Adamson University's quest for technological and engineering advancement continues as it launched its second solar-powered electric car to the AdU community.
Leepad 2, the second such car developed by students and faculty from AdU’s Electrical Engineering Department, was given the grand launch treatment when it was premiered last June 26 at the ST Quad. The launch was attended by university officials, members of the Engineering community, and the project’s sponsors.
Leepad 2 is the much improved, more powerful successor of Leepad, the original hybrid solar energy-powered car developed by EE students and faculty as a response to the University President’s call for a “green” university. Now a four-wheeled vehicle from the previous three wheels, the car runs on electric propulsion and can run continuously for five to six hours at speeds of 20 to 40 kilometers per hour. It has more solar panels than Leepad and can be charged through the usual home outlets or by parking it under sunlight. Leepad 2 has a passenger capacity of four to five persons including the driver.

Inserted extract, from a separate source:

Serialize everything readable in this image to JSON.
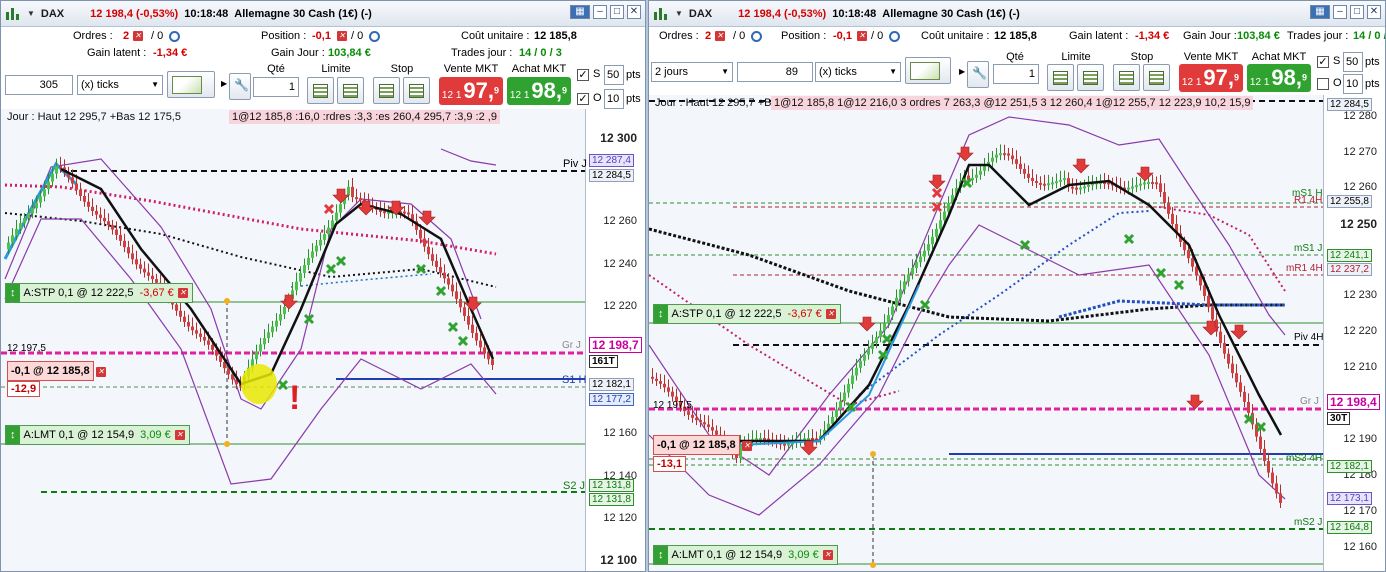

The solar car’s power gets two big boosters: an MCU-based charging station developed by Computer Engineering students and the Xantrex XW MPPT Solar Charge Controller. The acquisition of the Xantrex XW MPPT Solar Charge Controller, developed by Schneider Electric Philippines, enhances Leepad 2 by allowing the team to track and regulate the maximum electrical power point of the photovoltaic array to deliver the maximum available current for its batteries, thus prolonging Leepad 2’s battery life.
The launching began with opening remarks from Engr. Evelyn Raguindin, the new dean of the College of Engineering, who expressed her optimism in seeing Leepad 2 flying in the metropolis. Messages were also given by Fr. Gregorio Bañaga Jr., C.M., University President, and by Fr. Francisco Nicolas Magnaye Jr., C.M., Vice President for Academic Affairs. Fr. Bañaga and Fr. Magnaye expressed their pride in the project, with Fr. Bañaga saying that Leepad 2 is an example of putting into practice the theories learned in the classroom. The University President also expressed that Leepad 2 could be a spur for entrepreneurship, in coming up with good ideas and making them a reality.
Engr. Virgilio Lomotan, chairperson of the EE Department and co-researcher for Leepad 2, introduced the vehicle to the public with an audio-visual presentation detailing Leepad 2’s specs and improvements. The introduction was then followed by the giving of the plaques of appreciation to the project’s sponsors and the ceremonial turnover of the keys from Engr. Lomotan to Fr. Bañaga.
One of Leepad’s sponsors, Schneider Electric Philippines, also made a presentation during the program. Schneider Electric’s country president Philippe Reveilhac spoke at the presentation, where he said that he is proud to be at Adamson and congratulated the University for the achievement and for encouraging projects such as Leepad 2. Reveilhac also said that Schneider Electric gave its support to Adamson because it believes in providing opportunities and giving power to young researchers like the team behind Leepad 2.
Engr. Jose Cericel Driz, EE Department faculty member, ended the formal program with his closing remarks. Prof. Alejandro Nueva, Jr. hosted the program.
The other sponsors of the project were De Lorenzo Engineering Training Solutions, ETAP, Adamson University Alumni Association Inc., EE Alumni Association president Engr. Melecio Sustento, Jr., and Engr. Francis Cabel, EE alumni and Emergency Response Plan Facilities Manager at Etihad Airways.
The Leepad team is composed of senior EE students with Engr. Lomotan as co-researcher. The researchers are Jinelyn Abregoso, Ryan Lester De Castro, Noriel Ogang, Rey Jonathan Postor, Karl Alexis Dimalanta, Michael Valer Mariano, Jeño Palencia, John Edward Reolente, Reginald Tating, and Paul Jeffrey Monteser, who acted as team leader.